Jon Avnet
The War
124 minutter
Jon Avnet
Jordan Kerner
Kathy McWorter

Cast includes:

Stu Simmons Elijah Wood
Stephen Simmons Kevin Costner
Lois Simmons Mare Winningham
Lidia Simmons Lexi Randall
Elvadine LaToya Chisholm
Billy Christopher Fennell ˝
Arliss Donald Sellers ˝
Leo Leon Sills ˝
Lester Lucker Will West
Ebb Lucas Black ˝
Mr. Lipnicki Raynor Scheine
Miss Strapford Christine Baranski ˝



This warm and magnificently photographed film shows a slice of growing up in the American south in 1970. The Simmons family, as many families surrounding them, struggle with poverty and the after-effects of the Vietnam war, which the father fought in and came back from with post-traumatic stress syndrome. The children spend the beautiful summer building a huge tree-house and playing with various mechanical junk they find scattered around the neighbourhood, as you would in the 1970s. And as their father recovers from the psychological wounds of his war, the children raise their own with the rivalling, motherless Lipnicki siblings next door.

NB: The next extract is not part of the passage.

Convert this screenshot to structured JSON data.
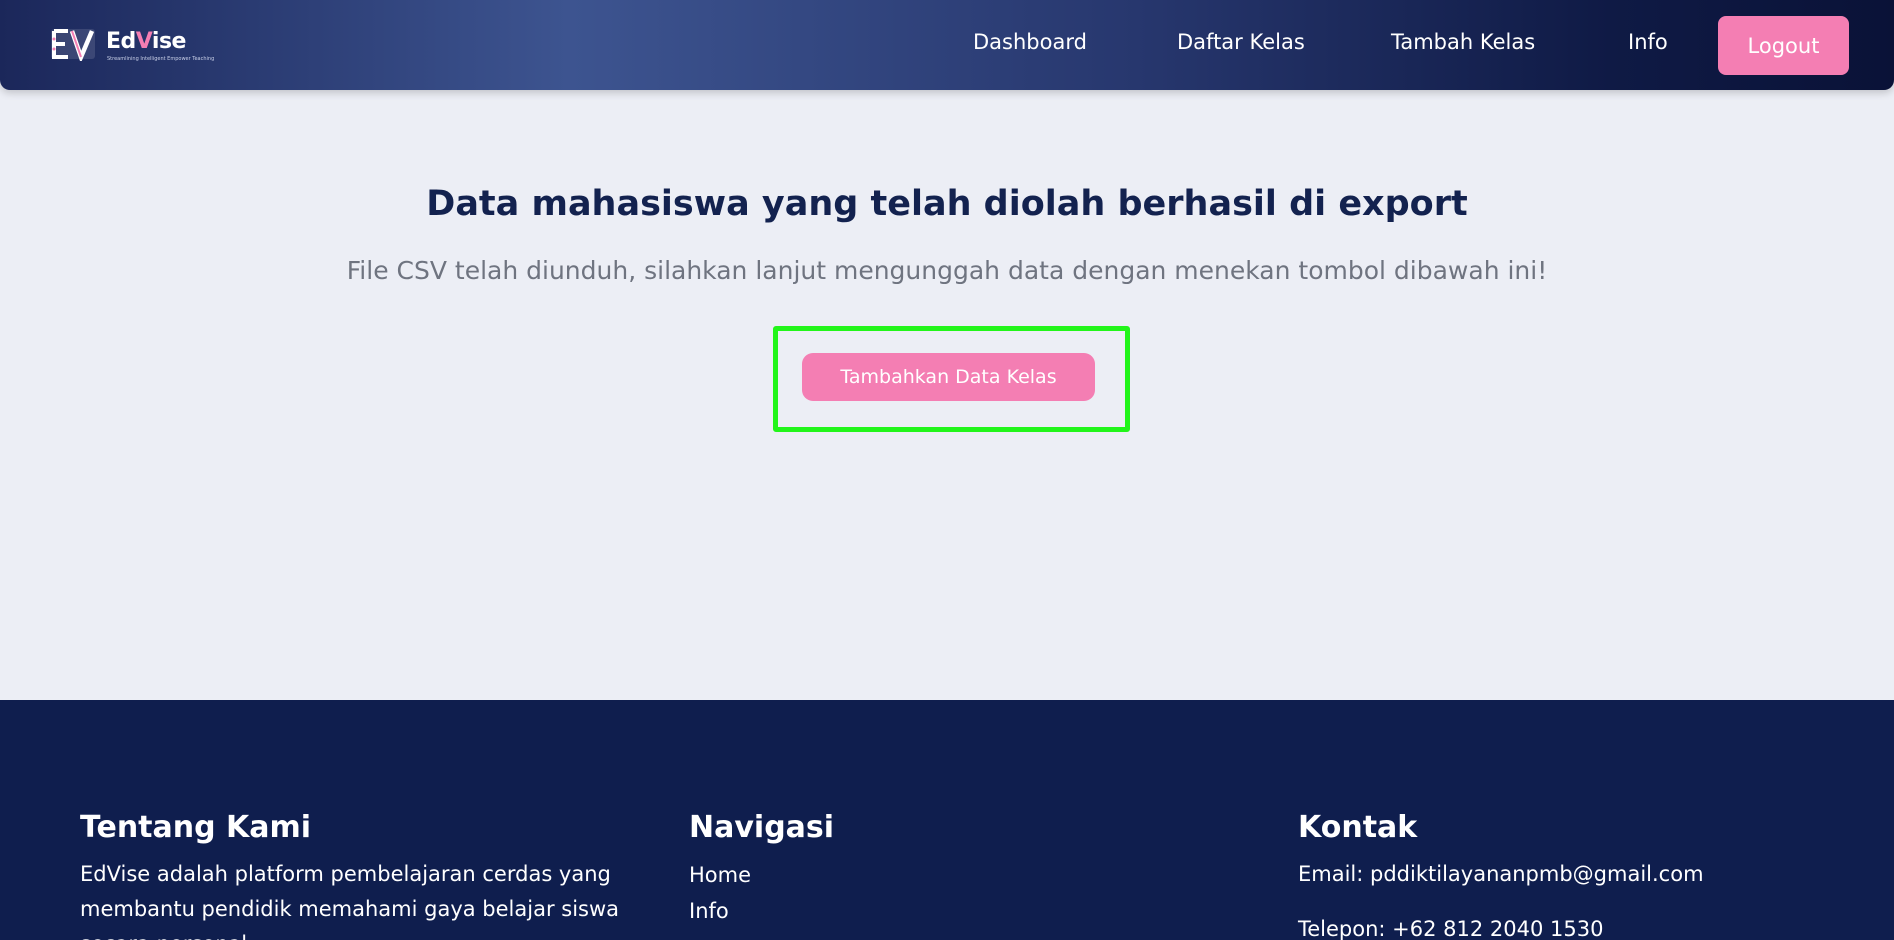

The film was based on a screenplay by newcomer Kathy McWorter which has a lot of insight and layers to it, even if it at times threatens to overreach and become too much message. The director, Jon Avnet (Fried Green Tomatoes), is fairly eager to convey the script's obvious duality, but he also creates solid roots for the basic narrative. He has a delightful balance between his nostalgia and understanding for the zeitgeist and the environments he's portraying. And although the war parable may not be exactly subtle, it's on the nose and quite effective. Avnet aims for thought-provoking and important, and attains at least engrossing and authentic. He recaptures a time and place filled with warm naiveté, with recognizable music, clothes and colours, and with those familiar southern mannerisms. The joy of life, hardships and conflicts of the kids are as well portrayed here as in any coming-of-age film, and for anyone who remembers growing up in or around said time period, the film is a remarkable feel-good treat. There are several accomplished performances in here too, both by local non-professionals such as the Lipnickis (of which Lucas Black later made a name for himself) and – to a lesser degree – by the Lidia crew. And there are also some fun turns from established character actors such as the wonderful stereotypes delivered by Christine Baranski and Raynor Scheine.

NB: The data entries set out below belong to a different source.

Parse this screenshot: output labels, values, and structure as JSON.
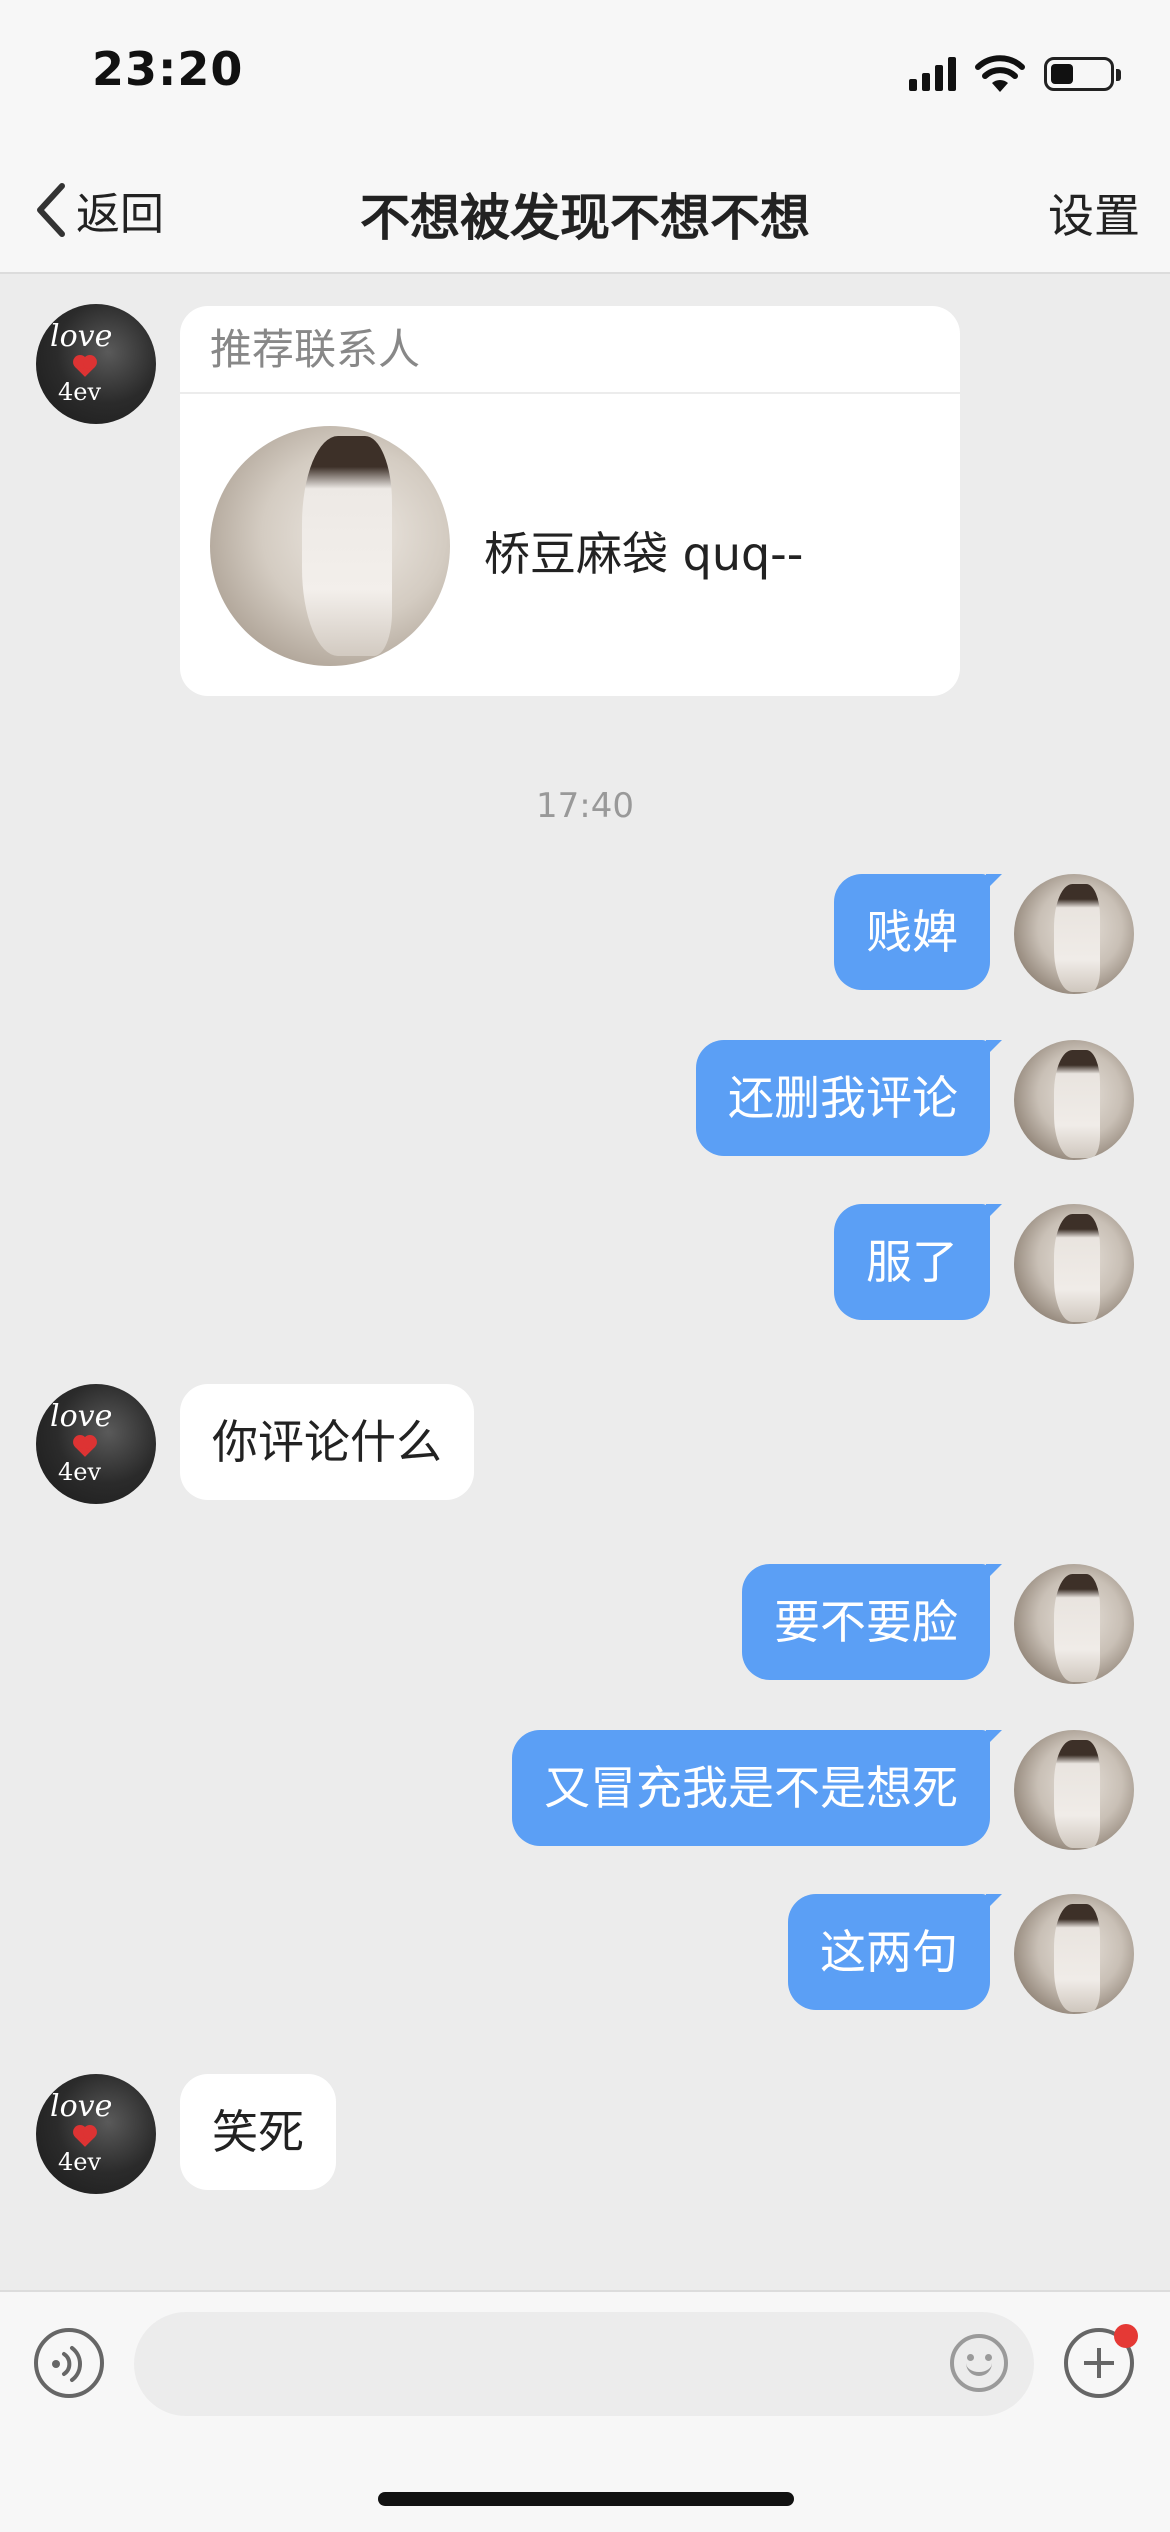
{
  "status_bar": {
    "time": "23:20"
  },
  "nav": {
    "back_label": "返回",
    "title": "不想被发现不想不想",
    "settings_label": "设置"
  },
  "contact_card": {
    "header": "推荐联系人",
    "name": "桥豆麻袋 quq--"
  },
  "timestamp": "17:40",
  "messages": [
    {
      "side": "out",
      "text": "贱婢"
    },
    {
      "side": "out",
      "text": "还删我评论"
    },
    {
      "side": "out",
      "text": "服了"
    },
    {
      "side": "in",
      "text": "你评论什么"
    },
    {
      "side": "out",
      "text": "要不要脸"
    },
    {
      "side": "out",
      "text": "又冒充我是不是想死"
    },
    {
      "side": "out",
      "text": "这两句"
    },
    {
      "side": "in",
      "text": "笑死"
    }
  ],
  "avatar_left": {
    "line1": "love",
    "line2": "4ev"
  },
  "input": {
    "placeholder": ""
  },
  "colors": {
    "bubble_out": "#5b9ff5",
    "bubble_in": "#ffffff",
    "background": "#ececec",
    "badge": "#e53935"
  }
}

Still, it is Elijah Wood who elevates the drama from interesting to harrowingly effective through his skilled, multilayered lead. There is so much potency in Wood here that he feels almost like a juvenile version of Marlon Brando – from his emotional outbursts to his physical acting. His scenes with Costner are among the film's finest. It was a performance that marked the culmination of one of the best child acting careers in Hollywood history.

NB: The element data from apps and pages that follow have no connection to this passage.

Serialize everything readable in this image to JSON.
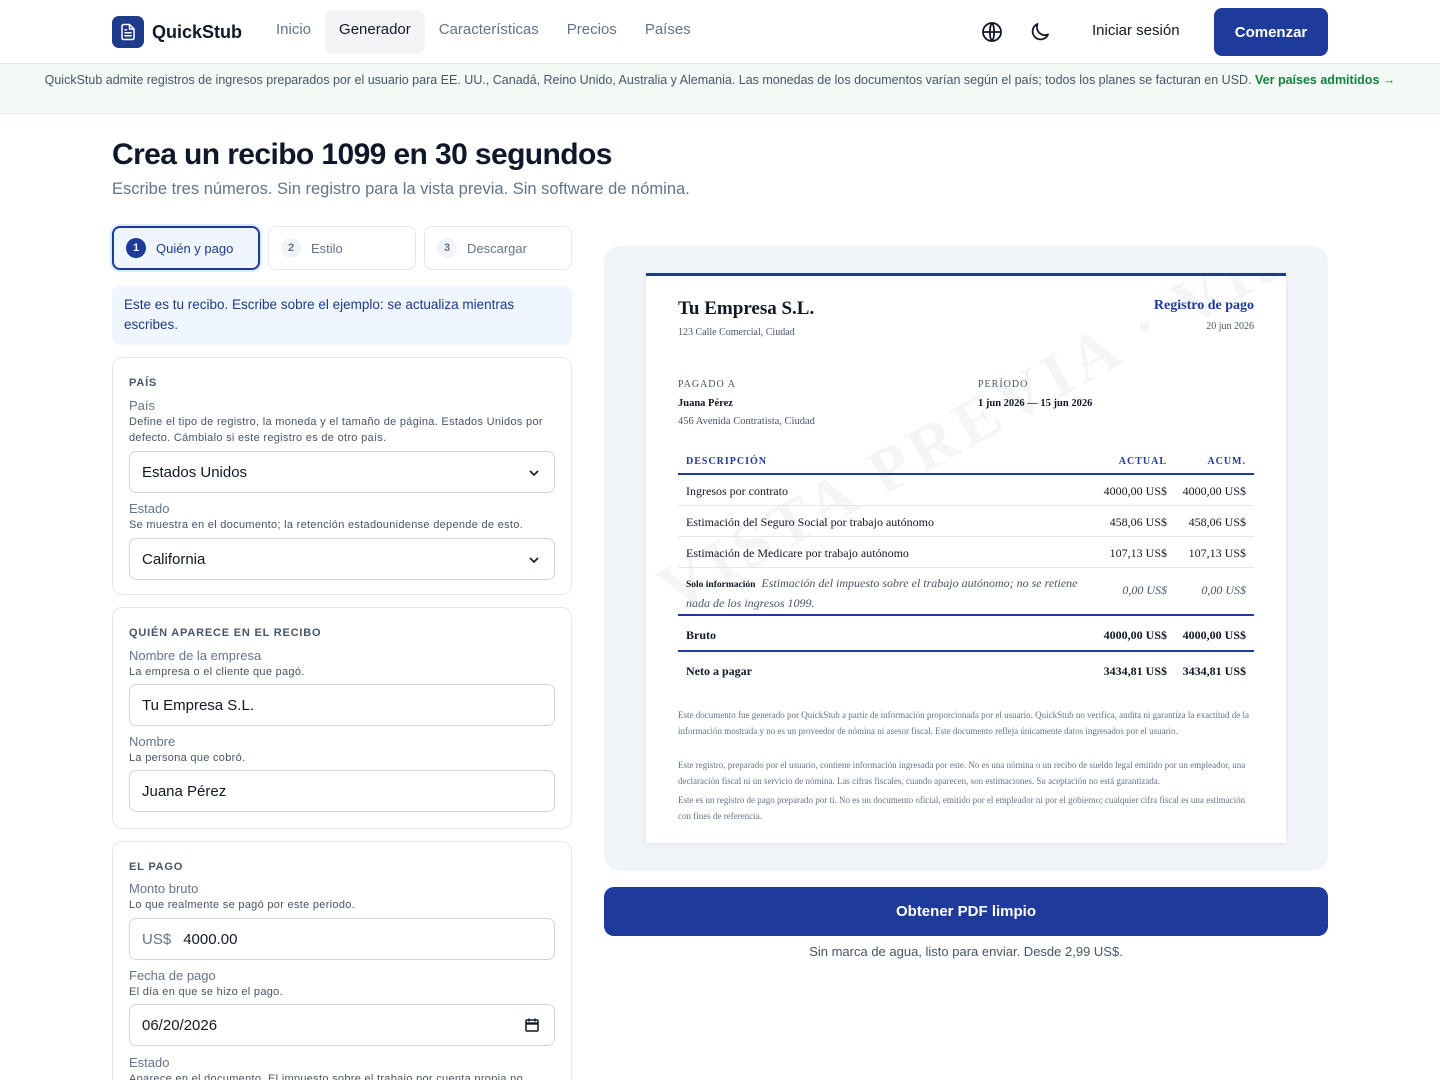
{
  "brand": {
    "name": "QuickStub"
  },
  "nav": {
    "links": [
      "Inicio",
      "Generador",
      "Características",
      "Precios",
      "Países"
    ],
    "signin": "Iniciar sesión",
    "cta": "Comenzar"
  },
  "banner": {
    "text": "QuickStub admite registros de ingresos preparados por el usuario para EE. UU., Canadá, Reino Unido, Australia y Alemania. Las monedas de los documentos varían según el país; todos los planes se facturan en USD.",
    "link": "Ver países admitidos →"
  },
  "hero": {
    "title": "Crea un recibo 1099 en 30 segundos",
    "subtitle": "Escribe tres números. Sin registro para la vista previa. Sin software de nómina."
  },
  "steps": [
    {
      "num": "1",
      "label": "Quién y pago"
    },
    {
      "num": "2",
      "label": "Estilo"
    },
    {
      "num": "3",
      "label": "Descargar"
    }
  ],
  "info": "Este es tu recibo. Escribe sobre el ejemplo: se actualiza mientras escribes.",
  "country_section": {
    "title": "PAÍS",
    "country_label": "País",
    "country_help": "Define el tipo de registro, la moneda y el tamaño de página. Estados Unidos por defecto. Cámbialo si este registro es de otro país.",
    "country_value": "Estados Unidos",
    "state_label": "Estado",
    "state_help": "Se muestra en el documento; la retención estadounidense depende de esto.",
    "state_value": "California"
  },
  "who_section": {
    "title": "QUIÉN APARECE EN EL RECIBO",
    "company_label": "Nombre de la empresa",
    "company_help": "La empresa o el cliente que pagó.",
    "company_value": "Tu Empresa S.L.",
    "name_label": "Nombre",
    "name_help": "La persona que cobró.",
    "name_value": "Juana Pérez"
  },
  "payment_section": {
    "title": "EL PAGO",
    "gross_label": "Monto bruto",
    "gross_help": "Lo que realmente se pagó por este periodo.",
    "currency_prefix": "US$",
    "gross_value": "4000.00",
    "date_label": "Fecha de pago",
    "date_help": "El día en que se hizo el pago.",
    "date_value": "06/20/2026",
    "state_label": "Estado",
    "state_help": "Aparece en el documento. El impuesto sobre el trabajo por cuenta propia no"
  },
  "document": {
    "company": "Tu Empresa S.L.",
    "company_address": "123 Calle Comercial, Ciudad",
    "title": "Registro de pago",
    "date": "20 jun 2026",
    "paid_to_label": "PAGADO A",
    "payee_name": "Juana Pérez",
    "payee_address": "456 Avenida Contratista, Ciudad",
    "period_label": "PERÍODO",
    "period_value": "1 jun 2026 — 15 jun 2026",
    "col_desc": "DESCRIPCIÓN",
    "col_current": "ACTUAL",
    "col_ytd": "ACUM.",
    "rows": [
      {
        "desc": "Ingresos por contrato",
        "current": "4000,00 US$",
        "ytd": "4000,00 US$"
      },
      {
        "desc": "Estimación del Seguro Social por trabajo autónomo",
        "current": "458,06 US$",
        "ytd": "458,06 US$"
      },
      {
        "desc": "Estimación de Medicare por trabajo autónomo",
        "current": "107,13 US$",
        "ytd": "107,13 US$"
      }
    ],
    "note_tag": "Solo información",
    "note_text": "Estimación del impuesto sobre el trabajo autónomo; no se retiene nada de los ingresos 1099.",
    "note_current": "0,00 US$",
    "note_ytd": "0,00 US$",
    "gross_label": "Bruto",
    "gross_current": "4000,00 US$",
    "gross_ytd": "4000,00 US$",
    "net_label": "Neto a pagar",
    "net_current": "3434,81 US$",
    "net_ytd": "3434,81 US$",
    "disclaimers": [
      "Este documento fue generado por QuickStub a partir de información proporcionada por el usuario. QuickStub no verifica, audita ni garantiza la exactitud de la información mostrada y no es un proveedor de nómina ni asesor fiscal. Este documento refleja únicamente datos ingresados por el usuario.",
      "Este registro, preparado por el usuario, contiene información ingresada por este. No es una nómina o un recibo de sueldo legal emitido por un empleador, una declaración fiscal ni un servicio de nómina. Las cifras fiscales, cuando aparecen, son estimaciones. Su aceptación no está garantizada.",
      "Este es un registro de pago preparado por ti. No es un documento oficial, emitido por el empleador ni por el gobierno; cualquier cifra fiscal es una estimación con fines de referencia."
    ],
    "watermark": "VISTA PREVIA · VISTA PREVIA"
  },
  "pdf_button": "Obtener PDF limpio",
  "pdf_note": "Sin marca de agua, listo para enviar. Desde 2,99 US$.",
  "colors": {
    "primary": "#1e3a9a",
    "banner_bg": "#f3faf5",
    "link_green": "#15803d"
  }
}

Re-reviewed: Copyright © 20.04.2008 Fredrik Gunerius Fevang
Original review:
Copyright © 17.04.1997 Fredrik Gunerius Fevang